─── SUPPLIED MATERIAL

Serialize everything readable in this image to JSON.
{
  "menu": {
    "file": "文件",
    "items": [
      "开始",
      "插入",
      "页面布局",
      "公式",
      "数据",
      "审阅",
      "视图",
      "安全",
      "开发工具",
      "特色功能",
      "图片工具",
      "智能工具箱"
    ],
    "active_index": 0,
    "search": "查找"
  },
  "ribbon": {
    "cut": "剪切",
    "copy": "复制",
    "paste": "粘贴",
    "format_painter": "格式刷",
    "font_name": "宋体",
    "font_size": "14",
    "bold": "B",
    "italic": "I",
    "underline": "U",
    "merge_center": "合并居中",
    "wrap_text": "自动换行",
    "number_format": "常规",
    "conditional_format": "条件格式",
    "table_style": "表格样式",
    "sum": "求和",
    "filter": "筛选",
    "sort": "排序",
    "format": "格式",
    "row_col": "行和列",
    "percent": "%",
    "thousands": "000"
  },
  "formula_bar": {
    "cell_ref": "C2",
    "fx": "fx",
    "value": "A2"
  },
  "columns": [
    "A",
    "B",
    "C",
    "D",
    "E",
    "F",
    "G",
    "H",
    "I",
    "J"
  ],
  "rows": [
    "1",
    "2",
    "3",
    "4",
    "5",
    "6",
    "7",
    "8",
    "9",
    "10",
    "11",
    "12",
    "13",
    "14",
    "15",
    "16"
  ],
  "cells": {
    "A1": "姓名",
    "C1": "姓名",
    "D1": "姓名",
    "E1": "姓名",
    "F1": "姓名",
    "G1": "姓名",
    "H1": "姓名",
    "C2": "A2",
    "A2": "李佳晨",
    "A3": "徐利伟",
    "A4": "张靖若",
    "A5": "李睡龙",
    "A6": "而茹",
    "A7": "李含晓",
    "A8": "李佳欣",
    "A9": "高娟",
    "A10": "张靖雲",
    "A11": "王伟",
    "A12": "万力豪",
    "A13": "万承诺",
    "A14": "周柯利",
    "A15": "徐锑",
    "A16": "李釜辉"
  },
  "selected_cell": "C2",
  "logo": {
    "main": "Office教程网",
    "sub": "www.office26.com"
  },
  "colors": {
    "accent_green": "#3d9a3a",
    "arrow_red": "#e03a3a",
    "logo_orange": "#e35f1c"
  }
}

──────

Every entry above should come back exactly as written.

Serialize everything readable in this image to JSON.
{
  "menu": {
    "file": "文件",
    "items": [
      "开始",
      "插入",
      "页面布局",
      "公式",
      "数据",
      "审阅",
      "视图",
      "安全",
      "开发工具",
      "特色功能",
      "图片工具",
      "智能工具箱"
    ],
    "active_index": 0,
    "search": "查找"
  },
  "ribbon": {
    "cut": "剪切",
    "copy": "复制",
    "paste": "粘贴",
    "format_painter": "格式刷",
    "font_name": "宋体",
    "font_size": "14",
    "bold": "B",
    "italic": "I",
    "underline": "U",
    "merge_center": "合并居中",
    "wrap_text": "自动换行",
    "number_format": "常规",
    "conditional_format": "条件格式",
    "table_style": "表格样式",
    "sum": "求和",
    "filter": "筛选",
    "sort": "排序",
    "format": "格式",
    "row_col": "行和列",
    "percent": "%",
    "thousands": "000"
  },
  "formula_bar": {
    "cell_ref": "C2",
    "fx": "fx",
    "value": "A2"
  },
  "columns": [
    "A",
    "B",
    "C",
    "D",
    "E",
    "F",
    "G",
    "H",
    "I",
    "J"
  ],
  "rows": [
    "1",
    "2",
    "3",
    "4",
    "5",
    "6",
    "7",
    "8",
    "9",
    "10",
    "11",
    "12",
    "13",
    "14",
    "15",
    "16"
  ],
  "cells": {
    "A1": "姓名",
    "C1": "姓名",
    "D1": "姓名",
    "E1": "姓名",
    "F1": "姓名",
    "G1": "姓名",
    "H1": "姓名",
    "C2": "A2",
    "A2": "李佳晨",
    "A3": "徐利伟",
    "A4": "张靖若",
    "A5": "李睡龙",
    "A6": "而茹",
    "A7": "李含晓",
    "A8": "李佳欣",
    "A9": "高娟",
    "A10": "张靖雲",
    "A11": "王伟",
    "A12": "万力豪",
    "A13": "万承诺",
    "A14": "周柯利",
    "A15": "徐锑",
    "A16": "李釜辉"
  },
  "selected_cell": "C2",
  "logo": {
    "main": "Office教程网",
    "sub": "www.office26.com"
  },
  "colors": {
    "accent_green": "#3d9a3a",
    "arrow_red": "#e03a3a",
    "logo_orange": "#e35f1c"
  }
}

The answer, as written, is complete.